§ 244. The American decisions, which, upon the whole, are quite harmonious with the general tendency of those we have been quoting, will be referred to hereafter.2 Meanwhile, one more case, and that an early and most important one, requires to be examined. This is Crosby v. Wadsworth, decided in the King's Bench in 1805. The plaintiff verbally agreed to purchase from the defendant a standing crop of mowing grass then growing in the defendant's close, the plaintiff to mow the grass and make it into hay, but the time when the mowing was to begin was not fixed. Before the plaintiff had done any act under this agreement, the defendant notified him that he should not have the grass, and sold it to another man. Plaintiff afterwards made tender of the agreed price of the grass, which was refused. Defendant locked plaintiff out of the close, and the grass was finally cut and carried away by the second purchaser. The action was trespass, that the defendant, "with force and arms, broke and entered a certain close whereof the plaintiff was lawfully possessed, and trod down the plaintiff's grass and hay, and cut down the plaintiff's grass then growing in the close, and took and carried away," etc.

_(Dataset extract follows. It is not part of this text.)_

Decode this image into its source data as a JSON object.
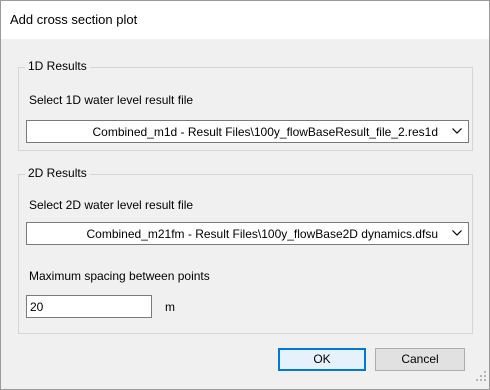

Lord Ellenborough, C. J., said: "As the plaintiff appears to have been entitled (if entitled at all under the agreement stated) to the exclusive enjoyment of the crop growing on the land during the proper period of its full growth, and until it was cut and carried away, he might in respect of such exclusive right maintain trespass against any persons doing the acts complained of in violation thereof. . . . This brings us to the question, whether the plaintiff had under the agreement and circumstances stated any legal title to this growing crop at the time when the injury complained of was done; or whether his supposed title thereto was not wholly void, as being created by parol, under any and which of the provisions in the Statute of Frauds, or on any and what other account? " He then observes that the crop was not goods, wares, and merchandise, being an unsevered portion of the freehold, and also that for further reasons the contract did not amount to a lease.1 He then proceeds to say, "I think the agreement stated, conferring, as it professes to do, an exclusive right to the vesture of the land during a limited time and for given purposes, is a contract or sale of an interest in, or at least, an interest concerning lands." He adds, that although the statute, not making such a contract void,2 but only prohibiting the bringing of an action for the breach of it, would not bar a mere general action of trespass (such as the present) for injury to the plaintiff's possession, yet, being executory and not actionable, it might be discharged before anything was done under it which could amount to a part execution. "On this latter ground, therefore," he says, "namely, that this parol executory contract, supposing it to have been otherwise valid, was competently discharged by parol, we feel ourselves obliged to say that the plaintiff is not entitled to recover." 1 It is very material to note his remark upon the case of Poulter v. Killingbeck, decided in the Common Pleas in 1799. There the plaintiff had let to the defendant land, without rent, from which he was to take two successive crops, and to render to the plaintiff a moiety of the crops in lieu of rent; and afterwards the value of the crops was ascertained by appraisement, and action was brought in indebitatus assumpsit for moieties of crops sold, and for money had and received, to which it was objected that the contract was for an interest in land; but Buller, J., said: "This agreement does not relate to any interest in the land, which remains altogether unaltered by the arrangement concerning the crops."2 Of this case Lord Ellenborough says (in the decision from which we have been quoting): " The contract, if it had originally concerned an interest in land, after the agreed substitution of pecuniary value for specific produce no longer did so; it was originally an agreement to render what should have become a chattel, that is, part of a severed crop in that shape, in lieu of rent, and by a subsequent agreement it was changed to money."